|Keagy, Pamela - RETIRED|
Submitted to: Book Chapter
Publication Type: Book / Chapter
Publication Acceptance Date: September 11, 2002
Publication Date: January 10, 2003
Citation: Shao, Q., Keagy, P.M. 2003. Benefits of dietary fiber for cardiovascular disease and diabetes. Book Chapter, Frontiers in Cardiovascular Health, p. 227-241. Interpretive Summary: Cardiovascular disease (CVD) and diabetes are chronic diseases distributed worldwide. Both of them share of some common risk factors and have some common pathophysiological changes. CVD and diabetes are a huge burden on the health care system of every government and its population. Therefore, the early prevention and treatment of diabetes, insulin resistance and CVD has a significant role for public health and the health care system. Dietary fiber has received recognition for reducing the risk of developing both CVD and diabetes. The implication is that dietary fiber may have therapeutic benefits in prediabetic metabolic conditions and in preventing the cardiovascular complications. The effect of dietary fiber on the common risk factors and possibly relative gene expression may reduce the morbidity of these diseases. Dietary fiber can be characterized by their behavior in aqueous solutions as soluble or insoluble, or be characterized fermentable or nonfermentable, which is related to the degree of the fermentation by anaerobic bacteria in the large intestine. Soluble fiber is more fermentable than insoluble fiber. Therefore the amount of total dietary fiber consumed and the chemical and physiological properties of different fiber sources will determine the effectiveness in prevention or treatment of CVD, insulin resistance or type 2 diabetes.

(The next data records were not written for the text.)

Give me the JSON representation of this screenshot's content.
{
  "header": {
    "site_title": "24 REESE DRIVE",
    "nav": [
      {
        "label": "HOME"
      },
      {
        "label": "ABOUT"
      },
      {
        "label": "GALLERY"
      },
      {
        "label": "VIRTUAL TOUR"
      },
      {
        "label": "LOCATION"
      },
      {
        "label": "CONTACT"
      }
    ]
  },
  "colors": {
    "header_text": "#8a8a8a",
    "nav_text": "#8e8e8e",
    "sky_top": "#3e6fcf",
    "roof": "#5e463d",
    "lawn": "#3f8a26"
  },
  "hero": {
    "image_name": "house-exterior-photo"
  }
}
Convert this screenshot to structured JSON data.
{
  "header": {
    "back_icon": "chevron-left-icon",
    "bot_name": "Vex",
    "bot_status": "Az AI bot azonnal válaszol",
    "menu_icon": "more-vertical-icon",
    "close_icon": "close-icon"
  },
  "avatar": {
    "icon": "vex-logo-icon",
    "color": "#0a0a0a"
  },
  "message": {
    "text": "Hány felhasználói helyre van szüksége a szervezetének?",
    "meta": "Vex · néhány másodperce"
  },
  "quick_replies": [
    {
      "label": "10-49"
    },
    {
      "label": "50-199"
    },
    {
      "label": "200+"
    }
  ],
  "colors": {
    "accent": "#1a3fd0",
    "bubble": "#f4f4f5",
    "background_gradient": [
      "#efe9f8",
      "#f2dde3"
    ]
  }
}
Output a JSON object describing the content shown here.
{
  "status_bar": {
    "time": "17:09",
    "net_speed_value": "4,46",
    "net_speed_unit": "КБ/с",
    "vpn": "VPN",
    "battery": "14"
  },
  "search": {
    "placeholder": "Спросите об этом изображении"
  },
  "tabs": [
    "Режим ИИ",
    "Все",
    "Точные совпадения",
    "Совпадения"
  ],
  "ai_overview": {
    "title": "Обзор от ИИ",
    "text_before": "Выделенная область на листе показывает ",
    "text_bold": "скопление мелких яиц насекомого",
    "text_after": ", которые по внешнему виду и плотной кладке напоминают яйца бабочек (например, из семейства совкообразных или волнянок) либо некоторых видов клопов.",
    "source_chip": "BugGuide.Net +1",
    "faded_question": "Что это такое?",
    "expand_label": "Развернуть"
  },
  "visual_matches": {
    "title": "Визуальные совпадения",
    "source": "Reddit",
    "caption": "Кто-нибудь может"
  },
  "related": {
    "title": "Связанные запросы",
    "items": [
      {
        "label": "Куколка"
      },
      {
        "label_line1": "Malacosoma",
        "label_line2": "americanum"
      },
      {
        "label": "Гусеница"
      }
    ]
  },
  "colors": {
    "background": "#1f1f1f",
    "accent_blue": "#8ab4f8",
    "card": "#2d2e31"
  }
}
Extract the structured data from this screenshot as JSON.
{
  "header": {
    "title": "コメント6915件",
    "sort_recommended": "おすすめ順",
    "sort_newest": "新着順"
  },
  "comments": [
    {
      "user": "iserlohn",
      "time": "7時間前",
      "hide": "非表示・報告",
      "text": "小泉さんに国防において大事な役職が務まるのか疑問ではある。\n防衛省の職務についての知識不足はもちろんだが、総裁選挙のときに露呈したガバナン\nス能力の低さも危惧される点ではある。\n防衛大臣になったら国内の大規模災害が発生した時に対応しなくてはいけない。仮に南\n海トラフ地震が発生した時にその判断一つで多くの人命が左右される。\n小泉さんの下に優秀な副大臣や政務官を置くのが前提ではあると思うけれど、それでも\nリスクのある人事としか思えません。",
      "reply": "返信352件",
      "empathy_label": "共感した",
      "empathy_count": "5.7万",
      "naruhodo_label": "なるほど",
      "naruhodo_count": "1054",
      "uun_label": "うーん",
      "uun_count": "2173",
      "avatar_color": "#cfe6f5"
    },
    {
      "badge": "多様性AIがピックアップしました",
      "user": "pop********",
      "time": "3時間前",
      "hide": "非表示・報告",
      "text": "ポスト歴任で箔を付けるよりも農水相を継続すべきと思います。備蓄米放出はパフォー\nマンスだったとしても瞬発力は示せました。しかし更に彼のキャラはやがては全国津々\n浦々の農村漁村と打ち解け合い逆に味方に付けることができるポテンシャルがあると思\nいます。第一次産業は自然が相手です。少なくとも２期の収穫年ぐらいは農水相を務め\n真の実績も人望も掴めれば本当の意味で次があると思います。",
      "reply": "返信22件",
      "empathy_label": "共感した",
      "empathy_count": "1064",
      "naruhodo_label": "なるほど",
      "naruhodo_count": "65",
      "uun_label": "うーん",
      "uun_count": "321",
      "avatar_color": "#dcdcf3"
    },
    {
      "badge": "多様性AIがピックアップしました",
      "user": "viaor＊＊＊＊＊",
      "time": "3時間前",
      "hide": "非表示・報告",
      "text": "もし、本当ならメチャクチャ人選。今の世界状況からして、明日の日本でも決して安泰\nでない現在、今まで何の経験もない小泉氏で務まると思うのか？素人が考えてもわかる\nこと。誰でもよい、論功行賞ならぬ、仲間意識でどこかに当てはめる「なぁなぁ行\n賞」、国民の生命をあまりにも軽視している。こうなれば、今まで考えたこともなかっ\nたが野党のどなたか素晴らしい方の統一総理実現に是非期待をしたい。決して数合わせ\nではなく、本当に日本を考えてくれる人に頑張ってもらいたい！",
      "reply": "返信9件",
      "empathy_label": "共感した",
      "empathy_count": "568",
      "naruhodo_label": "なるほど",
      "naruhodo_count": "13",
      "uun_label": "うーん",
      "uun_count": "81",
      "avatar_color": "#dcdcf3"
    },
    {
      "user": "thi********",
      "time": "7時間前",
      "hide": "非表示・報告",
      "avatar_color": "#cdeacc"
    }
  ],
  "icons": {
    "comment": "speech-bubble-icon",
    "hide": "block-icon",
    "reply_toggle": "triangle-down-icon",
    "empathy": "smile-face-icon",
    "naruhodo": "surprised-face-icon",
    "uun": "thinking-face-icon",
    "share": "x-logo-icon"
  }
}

Technical Abstract: Cardiovascular disease (CVD) is the most common problem confronting those with type 2 diabetes mellitus. Diabetes, an independent risk factor for CVD, is associated with a high incidence of CVD and increased short-and long-term mortality. The nutritional approach to CVD and diabetes is an important adjunct to traditional pharmaceutical intervention in decreasing the morbidity and mortality of both diseases as well as minimizing the economic and social costs associated with these diseases. Dietary fiber, an important component of the diet, may have a beneficial valuable effect related to both CVD and diabetes. This review will focus on the relationship of dietary fiber with CVD and diabetes, two of the leading causes of mortality and morbidity in developed countries. The first part of this review overviewed cardiovascular disease, diabetes and insulin resistance and their relationship. The common disorders of coronary heart disease and diabetes include high cholesterol, lipoproteins changes, dyslipidemia, hyperinsulinemia, bile acid metabolism disorders and gallstones etc. The second part of this review described what is the dietary fiber, the dietary fiber in foods, and the effect of dietary fiber on cardiovascular disease and diabetes as well as on their common risk factors. The possible mechanisms of dietary fiber on both CVD and diabetes are also discussed in this review.